How do we know it does not work? First, even though JFNA is a solely owned entity of the Federation system, it appears to be more interested in promoting itself and demonstrating its worth to the Federations than to helping them. It seems to forget that its first priority should be meeting the needs of the local Federations by providing services to them. There is no way the JFNA can provide services to strengthen an independent planning and allocations process of a local Federation and fly the overseas flag at the same time. Once JFNA has an interest in increasing the amount of funds spent overseas, it enters the Federation system with its own agenda. This was fine for a separate independent organization like UJA, but it does not work for an organization that says it represents the needs and interests of the Federations.

In addition to the allocations issue, there is also a conflict between the JFNA’s ability to represent the Federation system and its advocacy of changes in either JAFI or JDC. It hands are tied because it has agreed to advocate for JAFI and JDC in the allocations process; how can it then take a critical look at either overseas organization? Again, where is the commitment to the interests of the Federations themselves?

The GA is a perfect venue for Federations to participate in an open discussion of the purposes, programs, and accomplishments of its overseas partners. It could provide an opportunity for professional and lay leadership to air their concerns and to enter into an open dialogue. For example, some individual Federations have decided to participate in the directly funding voluntary agencies in Israel and to decrease their allocations to JAFI and/or JDC. There could be discussions at the GA on changing the way Federation funds are allocated in Israel and in other Jewish communities around the world.

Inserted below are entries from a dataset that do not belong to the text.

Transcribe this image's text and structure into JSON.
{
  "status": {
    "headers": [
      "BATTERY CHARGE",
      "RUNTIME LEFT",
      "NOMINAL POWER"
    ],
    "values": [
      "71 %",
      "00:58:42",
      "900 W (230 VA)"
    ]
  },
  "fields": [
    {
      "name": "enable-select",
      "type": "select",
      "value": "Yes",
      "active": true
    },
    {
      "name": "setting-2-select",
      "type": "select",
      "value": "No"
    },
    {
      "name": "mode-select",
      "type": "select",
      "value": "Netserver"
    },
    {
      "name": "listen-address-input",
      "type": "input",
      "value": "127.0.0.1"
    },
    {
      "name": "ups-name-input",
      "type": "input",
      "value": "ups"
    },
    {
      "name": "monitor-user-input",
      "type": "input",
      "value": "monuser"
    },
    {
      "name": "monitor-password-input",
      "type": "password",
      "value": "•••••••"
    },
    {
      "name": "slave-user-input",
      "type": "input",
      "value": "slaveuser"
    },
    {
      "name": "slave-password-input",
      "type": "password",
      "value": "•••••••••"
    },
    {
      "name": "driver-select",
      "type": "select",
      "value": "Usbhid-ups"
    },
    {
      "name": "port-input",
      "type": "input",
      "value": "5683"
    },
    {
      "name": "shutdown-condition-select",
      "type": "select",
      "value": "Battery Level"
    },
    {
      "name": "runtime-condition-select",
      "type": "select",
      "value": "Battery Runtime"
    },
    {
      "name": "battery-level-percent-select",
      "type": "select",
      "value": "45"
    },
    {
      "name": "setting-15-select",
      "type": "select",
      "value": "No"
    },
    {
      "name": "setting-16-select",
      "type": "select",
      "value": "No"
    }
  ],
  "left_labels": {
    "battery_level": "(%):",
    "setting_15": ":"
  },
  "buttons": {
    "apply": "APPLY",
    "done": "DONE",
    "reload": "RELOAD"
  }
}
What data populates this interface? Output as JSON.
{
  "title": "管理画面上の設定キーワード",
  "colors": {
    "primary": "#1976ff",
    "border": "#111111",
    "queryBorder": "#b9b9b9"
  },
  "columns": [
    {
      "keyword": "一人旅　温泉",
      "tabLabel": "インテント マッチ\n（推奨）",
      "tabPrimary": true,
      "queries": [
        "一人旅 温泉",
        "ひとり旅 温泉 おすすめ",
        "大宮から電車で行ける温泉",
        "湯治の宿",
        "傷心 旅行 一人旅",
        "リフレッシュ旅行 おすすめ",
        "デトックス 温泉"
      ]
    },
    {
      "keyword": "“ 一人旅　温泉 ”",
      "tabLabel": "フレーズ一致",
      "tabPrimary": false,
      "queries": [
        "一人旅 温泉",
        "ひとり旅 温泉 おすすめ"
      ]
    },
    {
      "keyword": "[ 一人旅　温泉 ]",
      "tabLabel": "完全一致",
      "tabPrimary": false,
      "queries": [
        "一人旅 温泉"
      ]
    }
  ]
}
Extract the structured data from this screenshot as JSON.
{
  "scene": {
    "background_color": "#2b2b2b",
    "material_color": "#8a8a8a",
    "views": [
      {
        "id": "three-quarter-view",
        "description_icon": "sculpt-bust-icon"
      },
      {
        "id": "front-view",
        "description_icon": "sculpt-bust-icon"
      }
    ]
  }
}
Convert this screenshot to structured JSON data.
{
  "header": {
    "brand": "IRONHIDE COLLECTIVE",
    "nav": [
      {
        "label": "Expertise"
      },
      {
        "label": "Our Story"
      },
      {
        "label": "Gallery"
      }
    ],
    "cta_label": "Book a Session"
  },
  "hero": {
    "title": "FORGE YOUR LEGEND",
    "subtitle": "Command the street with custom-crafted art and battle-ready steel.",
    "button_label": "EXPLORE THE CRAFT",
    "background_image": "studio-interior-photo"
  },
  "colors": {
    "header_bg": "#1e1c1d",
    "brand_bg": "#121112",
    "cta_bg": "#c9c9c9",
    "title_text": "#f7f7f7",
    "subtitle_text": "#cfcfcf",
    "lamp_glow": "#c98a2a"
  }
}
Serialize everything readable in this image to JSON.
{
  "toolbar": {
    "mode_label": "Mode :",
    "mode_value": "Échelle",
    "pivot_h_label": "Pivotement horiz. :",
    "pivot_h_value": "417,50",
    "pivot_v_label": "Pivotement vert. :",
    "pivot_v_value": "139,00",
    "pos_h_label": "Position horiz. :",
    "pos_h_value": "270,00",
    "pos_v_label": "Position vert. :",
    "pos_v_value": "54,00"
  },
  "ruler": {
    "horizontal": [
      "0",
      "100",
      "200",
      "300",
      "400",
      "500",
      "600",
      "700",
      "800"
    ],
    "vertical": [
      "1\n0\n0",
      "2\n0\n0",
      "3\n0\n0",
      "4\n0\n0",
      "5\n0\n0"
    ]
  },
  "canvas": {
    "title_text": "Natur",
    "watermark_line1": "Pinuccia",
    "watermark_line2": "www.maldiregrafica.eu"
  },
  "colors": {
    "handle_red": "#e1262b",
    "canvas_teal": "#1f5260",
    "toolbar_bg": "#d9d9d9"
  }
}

JFNA has an interest in protecting the overseas partners that it has been ”mandated” to represent to the Federation system.

This interest may not be spelled out formally, but it is certainly evident in its programs and policies. Some of us see the JFNA’s Global Planning Table as providing an institutional way of maintaining the Federations’ commitment to JAFI and JDC, instead of opening up the system and providing resources to new, innovative, creative organizations that are responding to Jewish needs around the world.

Please do not read this as an indictment of the Federation system. I am concerned that the Federation system has been and is being weakened by an approach that seeks to protect vested interests instead of initiating and developing ways for Federations, individual and collectively, to meet the challenges of the local and international Jewish community in the 21st century. JFNA and local Federations need to take a serious look at themselves and their system and confront the fact that the merger created more than 20 years ago may not have been for the best.

We have all read the recent studies that question both the workings of Jewish organizations and the demographic changes in the Jewish community. Perhaps we need to ask ourselves whether the changes made in the Federation structure are really serving its purposes or were made just for the sake of change. The Federation system works best when the independent local Federations are united under an umbrella organization that is dedicated to meeting their needs and assisting them in achieving their purposes more effectively and efficiently, and does not have a built-in conflict of interest.

Stephen G. Donshik, D.S.W., is a lecturer at Hebrew University’s International Nonprofit Management and Leadership Program. Stephen was Director of the Israel office of the Council of Jewish Federations (CJF), 1986-94, and Director of the Israel office of UJA Federation of New York, 1994-2008.